Entries from a dataset of interfaces:
--
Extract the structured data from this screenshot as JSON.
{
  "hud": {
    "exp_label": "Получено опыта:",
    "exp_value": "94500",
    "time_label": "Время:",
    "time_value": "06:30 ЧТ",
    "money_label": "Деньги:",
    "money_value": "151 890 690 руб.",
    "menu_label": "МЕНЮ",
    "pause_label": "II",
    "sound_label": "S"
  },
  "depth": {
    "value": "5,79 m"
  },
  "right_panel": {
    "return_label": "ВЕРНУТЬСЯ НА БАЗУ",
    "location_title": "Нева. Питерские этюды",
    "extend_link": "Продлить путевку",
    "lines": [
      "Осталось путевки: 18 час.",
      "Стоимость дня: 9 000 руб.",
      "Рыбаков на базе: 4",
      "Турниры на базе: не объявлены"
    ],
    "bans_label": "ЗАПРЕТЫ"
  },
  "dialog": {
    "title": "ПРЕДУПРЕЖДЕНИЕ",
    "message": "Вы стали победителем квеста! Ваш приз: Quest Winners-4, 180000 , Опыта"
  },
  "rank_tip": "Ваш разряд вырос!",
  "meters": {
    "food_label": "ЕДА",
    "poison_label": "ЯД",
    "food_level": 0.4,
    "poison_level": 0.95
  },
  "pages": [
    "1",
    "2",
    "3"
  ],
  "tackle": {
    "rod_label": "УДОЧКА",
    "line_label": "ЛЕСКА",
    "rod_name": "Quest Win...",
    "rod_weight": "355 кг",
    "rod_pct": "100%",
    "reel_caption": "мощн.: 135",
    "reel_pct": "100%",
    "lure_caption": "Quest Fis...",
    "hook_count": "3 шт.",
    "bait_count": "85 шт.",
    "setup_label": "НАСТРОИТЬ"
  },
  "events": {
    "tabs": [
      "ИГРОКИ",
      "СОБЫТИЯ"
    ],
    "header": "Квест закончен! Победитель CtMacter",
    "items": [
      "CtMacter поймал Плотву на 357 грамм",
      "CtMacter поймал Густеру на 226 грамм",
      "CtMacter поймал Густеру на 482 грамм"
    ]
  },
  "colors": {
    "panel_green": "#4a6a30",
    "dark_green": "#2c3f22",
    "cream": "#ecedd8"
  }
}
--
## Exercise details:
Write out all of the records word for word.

## Result:
Extract the structured data from this screenshot as JSON.
{
  "hud": {
    "exp_label": "Получено опыта:",
    "exp_value": "94500",
    "time_label": "Время:",
    "time_value": "06:30 ЧТ",
    "money_label": "Деньги:",
    "money_value": "151 890 690 руб.",
    "menu_label": "МЕНЮ",
    "pause_label": "II",
    "sound_label": "S"
  },
  "depth": {
    "value": "5,79 m"
  },
  "right_panel": {
    "return_label": "ВЕРНУТЬСЯ НА БАЗУ",
    "location_title": "Нева. Питерские этюды",
    "extend_link": "Продлить путевку",
    "lines": [
      "Осталось путевки: 18 час.",
      "Стоимость дня: 9 000 руб.",
      "Рыбаков на базе: 4",
      "Турниры на базе: не объявлены"
    ],
    "bans_label": "ЗАПРЕТЫ"
  },
  "dialog": {
    "title": "ПРЕДУПРЕЖДЕНИЕ",
    "message": "Вы стали победителем квеста! Ваш приз: Quest Winners-4, 180000 , Опыта"
  },
  "rank_tip": "Ваш разряд вырос!",
  "meters": {
    "food_label": "ЕДА",
    "poison_label": "ЯД",
    "food_level": 0.4,
    "poison_level": 0.95
  },
  "pages": [
    "1",
    "2",
    "3"
  ],
  "tackle": {
    "rod_label": "УДОЧКА",
    "line_label": "ЛЕСКА",
    "rod_name": "Quest Win...",
    "rod_weight": "355 кг",
    "rod_pct": "100%",
    "reel_caption": "мощн.: 135",
    "reel_pct": "100%",
    "lure_caption": "Quest Fis...",
    "hook_count": "3 шт.",
    "bait_count": "85 шт.",
    "setup_label": "НАСТРОИТЬ"
  },
  "events": {
    "tabs": [
      "ИГРОКИ",
      "СОБЫТИЯ"
    ],
    "header": "Квест закончен! Победитель CtMacter",
    "items": [
      "CtMacter поймал Плотву на 357 грамм",
      "CtMacter поймал Густеру на 226 грамм",
      "CtMacter поймал Густеру на 482 грамм"
    ]
  },
  "colors": {
    "panel_green": "#4a6a30",
    "dark_green": "#2c3f22",
    "cream": "#ecedd8"
  }
}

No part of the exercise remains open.